In the program, the Dramaturg, Jacqueline Lawtron, said "when you put a white person and a black person on stage, befroe they even open their mouths, it's a play about race." This is right when it comes to Permanent Collection. The play opens with Sterling North - played by Craig Wallace, - a business man, recounting the events of the morning to the audience. Sterling is a black man, driving a jag, wearing expensive clothes and pulled over for DWB (driving while black). He's on his way to his new job as the curator at the Morris Collection (an art gallery that has recently been bequeathed to a historically black college (said to have been Alfred Morris' last "screw you" to the art community).
So right from the beginning, we know that this play is going to be heavy, and full of racial tensions. And the moment Sterling meets Paul Barrow - played by Jeff Allin,- the museum's director of education, things seem to hit the fan. Sterling has already made some changes to the staffing at the collection, which don't sit well with Paul. From the beginning of their relationship, it's hard to tell if Paul dislikes Sterling because he is Black or because he is changing too much.
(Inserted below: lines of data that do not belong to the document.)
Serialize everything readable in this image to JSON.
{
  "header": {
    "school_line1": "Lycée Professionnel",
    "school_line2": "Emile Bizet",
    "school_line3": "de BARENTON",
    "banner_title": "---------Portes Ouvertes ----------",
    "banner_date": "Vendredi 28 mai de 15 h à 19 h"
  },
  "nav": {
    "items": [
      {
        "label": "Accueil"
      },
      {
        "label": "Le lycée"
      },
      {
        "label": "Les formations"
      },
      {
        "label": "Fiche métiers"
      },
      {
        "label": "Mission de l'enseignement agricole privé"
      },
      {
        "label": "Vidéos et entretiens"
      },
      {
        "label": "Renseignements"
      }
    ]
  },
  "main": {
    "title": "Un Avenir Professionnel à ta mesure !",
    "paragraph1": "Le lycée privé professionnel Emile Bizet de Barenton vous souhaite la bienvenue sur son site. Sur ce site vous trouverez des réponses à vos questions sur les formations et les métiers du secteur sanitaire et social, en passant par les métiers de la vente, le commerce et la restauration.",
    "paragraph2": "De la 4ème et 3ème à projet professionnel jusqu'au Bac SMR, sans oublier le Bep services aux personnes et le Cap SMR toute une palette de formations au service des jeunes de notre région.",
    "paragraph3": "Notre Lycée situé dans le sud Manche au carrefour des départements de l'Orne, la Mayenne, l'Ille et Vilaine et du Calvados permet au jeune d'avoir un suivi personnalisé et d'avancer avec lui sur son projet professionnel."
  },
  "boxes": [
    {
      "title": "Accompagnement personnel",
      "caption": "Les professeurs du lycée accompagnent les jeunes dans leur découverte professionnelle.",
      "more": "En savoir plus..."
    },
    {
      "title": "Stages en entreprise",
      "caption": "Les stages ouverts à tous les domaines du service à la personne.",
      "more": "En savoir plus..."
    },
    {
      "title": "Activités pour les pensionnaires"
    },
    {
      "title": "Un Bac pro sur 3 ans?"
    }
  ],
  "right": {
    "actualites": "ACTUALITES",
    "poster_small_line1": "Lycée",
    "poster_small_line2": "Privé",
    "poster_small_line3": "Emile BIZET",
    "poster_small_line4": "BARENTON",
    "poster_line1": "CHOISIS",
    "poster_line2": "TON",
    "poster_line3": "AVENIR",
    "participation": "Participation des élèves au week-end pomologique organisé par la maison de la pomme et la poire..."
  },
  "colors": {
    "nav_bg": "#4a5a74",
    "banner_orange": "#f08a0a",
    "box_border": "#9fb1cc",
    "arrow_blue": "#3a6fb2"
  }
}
As the play goes on, Paul becomes very friendly with Sterling's assistant, Kanika Weaver - played by Jessica Frances Dukes (who in my opinion steals the show with her candid approach to racism and was so well acted). But what gets the ball rolling is when Sterling wants to add some more art to the collection (pulling it from the storage department). But Paul wants to uphold Alfred Morris' will, that no changes to the permanent collection will be allowed. Again, it's have to tell if Paul is upset about the changes or about the fact that the new art is African. (The current collection on display includes hundreds of paintings by European men, but only four small African statues and masks).
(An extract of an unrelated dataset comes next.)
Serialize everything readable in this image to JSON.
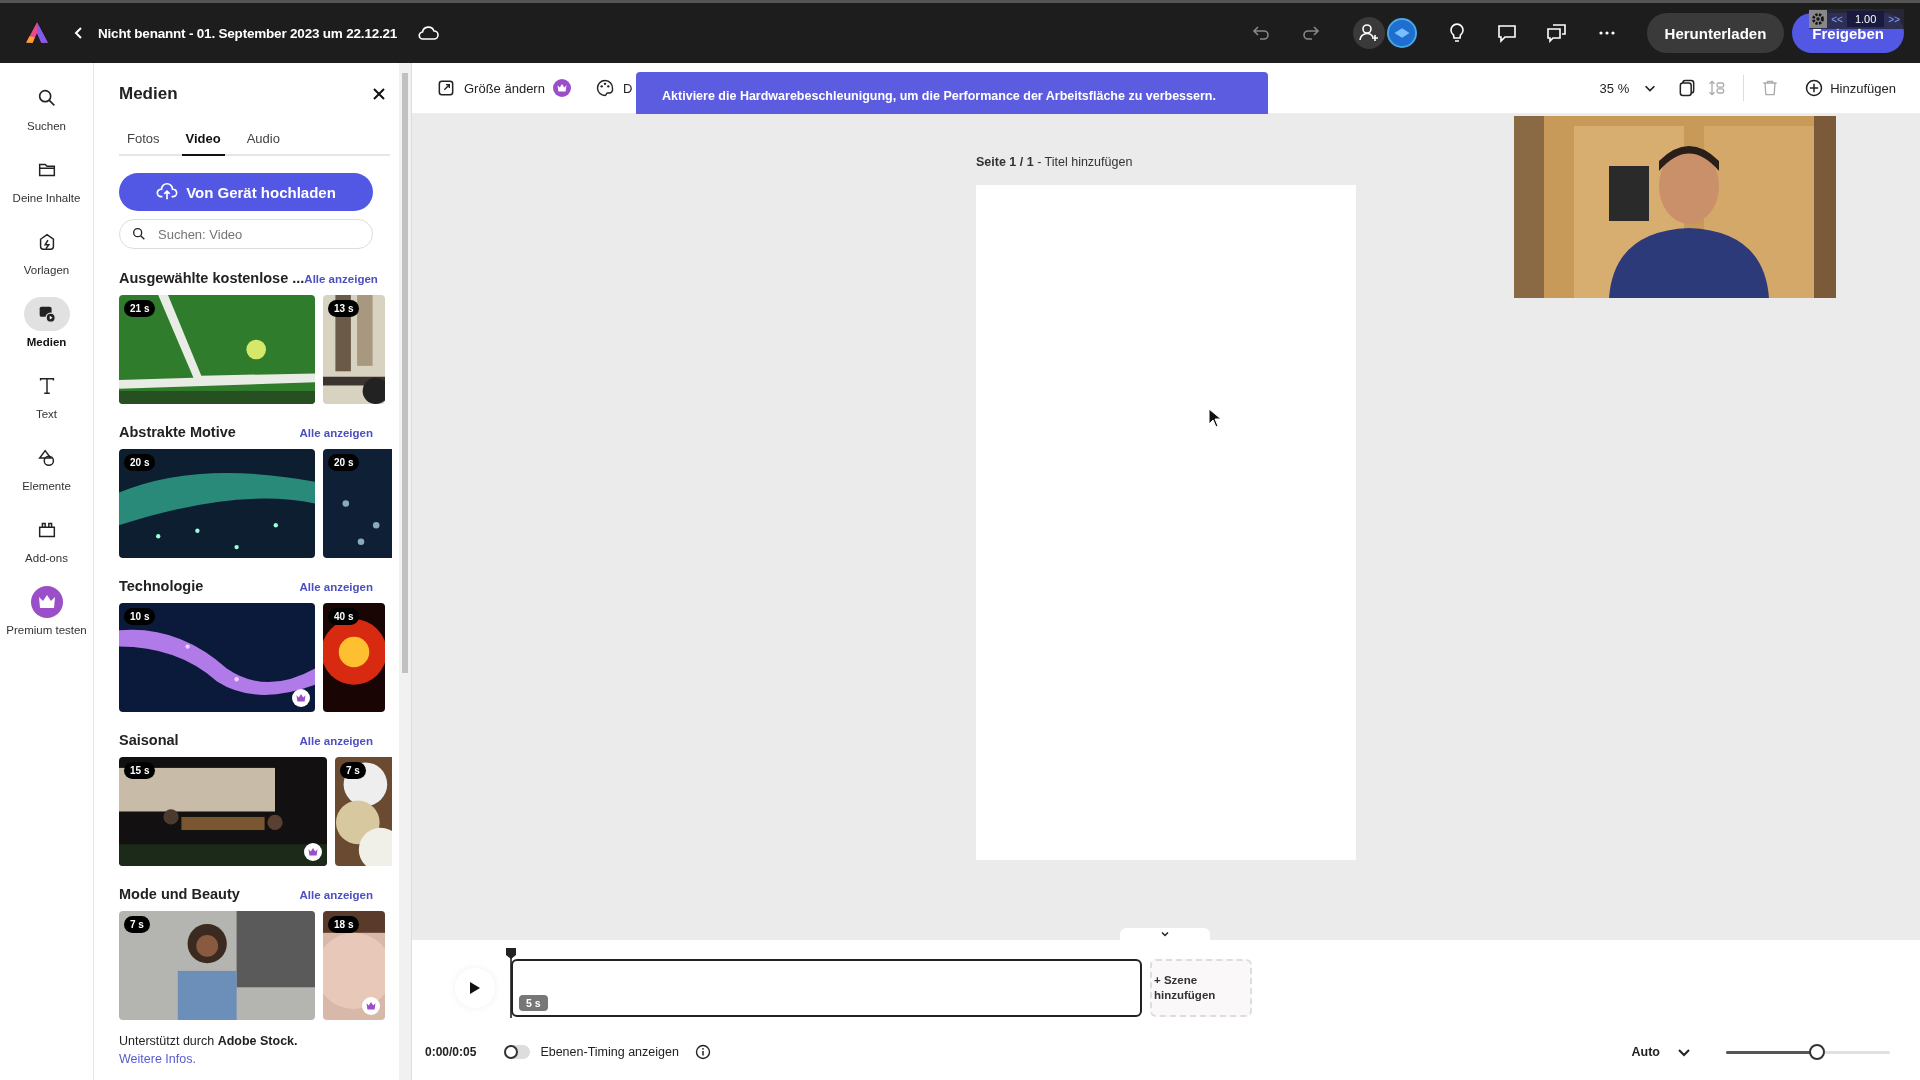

Things get blown out of proportion and Gillian Crane, local style reporter - played by Susan Lynskey - gets involved. Paul looses his job and is slandered as a racist. Sterling is quoted as calling Paul and his protest group the "Ku Klux Klan." Kanika is fired for not being able to keep quiet (or was it because she was trying to play for both teams? black and white?) In the final scene with Kanika she talks about how she never thinks about herself as black, but there is always someone there to remind her of it. How she hoped that it wouldn't ever matter; it just wasn't something that was important to her (in her mid-20s) as opposed to Sterling, 40's - 50's who had to claw his way up the corporate ladder.
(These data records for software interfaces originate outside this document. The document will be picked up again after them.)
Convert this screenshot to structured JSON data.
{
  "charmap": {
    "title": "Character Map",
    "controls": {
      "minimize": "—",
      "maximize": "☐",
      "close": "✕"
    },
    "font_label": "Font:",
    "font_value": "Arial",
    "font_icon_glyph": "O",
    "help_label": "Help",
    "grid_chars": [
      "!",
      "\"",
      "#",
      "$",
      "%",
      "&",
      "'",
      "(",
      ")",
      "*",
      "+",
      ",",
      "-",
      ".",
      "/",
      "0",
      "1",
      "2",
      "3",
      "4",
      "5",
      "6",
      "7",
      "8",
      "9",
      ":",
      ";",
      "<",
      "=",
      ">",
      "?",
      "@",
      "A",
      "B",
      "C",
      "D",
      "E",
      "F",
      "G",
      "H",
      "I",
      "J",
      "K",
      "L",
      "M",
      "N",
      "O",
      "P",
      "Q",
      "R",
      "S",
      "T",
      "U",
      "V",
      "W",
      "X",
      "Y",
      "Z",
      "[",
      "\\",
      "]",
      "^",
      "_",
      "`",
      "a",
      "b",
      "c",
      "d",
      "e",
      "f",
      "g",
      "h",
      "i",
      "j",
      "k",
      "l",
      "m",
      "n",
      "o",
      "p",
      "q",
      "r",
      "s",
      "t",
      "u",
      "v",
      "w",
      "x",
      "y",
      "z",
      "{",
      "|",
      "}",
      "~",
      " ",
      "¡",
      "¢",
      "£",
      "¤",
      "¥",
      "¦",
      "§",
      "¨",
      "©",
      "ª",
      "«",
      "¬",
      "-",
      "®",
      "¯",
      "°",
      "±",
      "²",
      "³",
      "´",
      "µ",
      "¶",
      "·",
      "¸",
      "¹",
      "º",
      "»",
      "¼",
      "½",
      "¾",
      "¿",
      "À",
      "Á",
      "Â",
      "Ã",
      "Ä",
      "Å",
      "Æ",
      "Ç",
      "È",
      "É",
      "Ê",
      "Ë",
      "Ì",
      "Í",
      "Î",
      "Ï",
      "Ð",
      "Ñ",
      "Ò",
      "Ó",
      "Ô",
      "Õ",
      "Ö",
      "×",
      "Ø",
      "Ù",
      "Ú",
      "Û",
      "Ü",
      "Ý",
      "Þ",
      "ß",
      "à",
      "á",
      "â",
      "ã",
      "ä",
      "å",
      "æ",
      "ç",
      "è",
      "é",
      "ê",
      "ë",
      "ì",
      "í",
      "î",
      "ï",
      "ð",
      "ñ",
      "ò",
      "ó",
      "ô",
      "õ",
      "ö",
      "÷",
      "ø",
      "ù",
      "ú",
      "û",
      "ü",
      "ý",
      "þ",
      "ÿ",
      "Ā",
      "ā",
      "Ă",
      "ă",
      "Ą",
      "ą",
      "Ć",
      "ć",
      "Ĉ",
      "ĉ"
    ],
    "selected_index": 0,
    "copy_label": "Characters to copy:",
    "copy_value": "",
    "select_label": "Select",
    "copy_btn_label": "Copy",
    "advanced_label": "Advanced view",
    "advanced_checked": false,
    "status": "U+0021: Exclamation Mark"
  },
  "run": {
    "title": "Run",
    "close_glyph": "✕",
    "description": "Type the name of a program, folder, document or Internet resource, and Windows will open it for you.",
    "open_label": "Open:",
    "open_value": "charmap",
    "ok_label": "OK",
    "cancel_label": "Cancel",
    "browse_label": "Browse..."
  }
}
A few years later, Paul revisits the Morris Collection and it is revealed that because of the lawsuit he brought upon Sterling, the Collection was moving "downtown" to a new arts district, with corporate sponsors. (All things that Mr. Morris despised). Paul becomes upset at this prospect but understands it, thus making it more confusing if he just hates change or is a racist.
The script of this play was amazing! I couldn't believe how emotional this play was. And how well acted it was too. As I said before, Dukes (Kanika Weaver), did steal the show. Her characterizations were very believable, he voice and body represented her generation well. I could easily see myself taking on her position of being unable to definitely take a side. While at the same time, both Wallace and Allin also performed wonderfully in their roles. They seemed to really work at creating the tension. Props to director Timothy Douglas, and his creative team. The sounds, lights, costumes and props truly enhanced the whole experience. I do have to draw attention to Tony Cisek's set. I was disappointed to find out that this set didn't take advantage to Round House's revolving stage. But as the play went on, I quickly forgot about it, because the set was so stunning, with it's blank picture frames (that could be lit from the rear to help create new scenes).
Now, one thing I didn't get was the random vignettes where Alfred Morris (played by Lawrence Redmond) would come out on stage and would appear to help explain about the Morris Collections' exclusivity or help deny the fact that he was a racist himself. But they never came across to me. Again, could this have been another example of not being able to take both sides. And since Morris didn't want to take either side, he was never able to express ideas for any side.
Hidden underneath all this was a criticism of the media. Reporter Gillian Crane, seems to be very unbiased, giving both sides equal chances to be represented in the press. But the thing is, she seems to have to push Paul into action. Is she just doing this to create more drama for her own writing? This critic also wonders what she was doing in the "epilogue;" did she ever transfer to the city desk to leave the politics of the suburban style section?
The play runs through February 21, 2010 at the Round House Theatre in Bethesda. I say check it out now. Purchase tickets here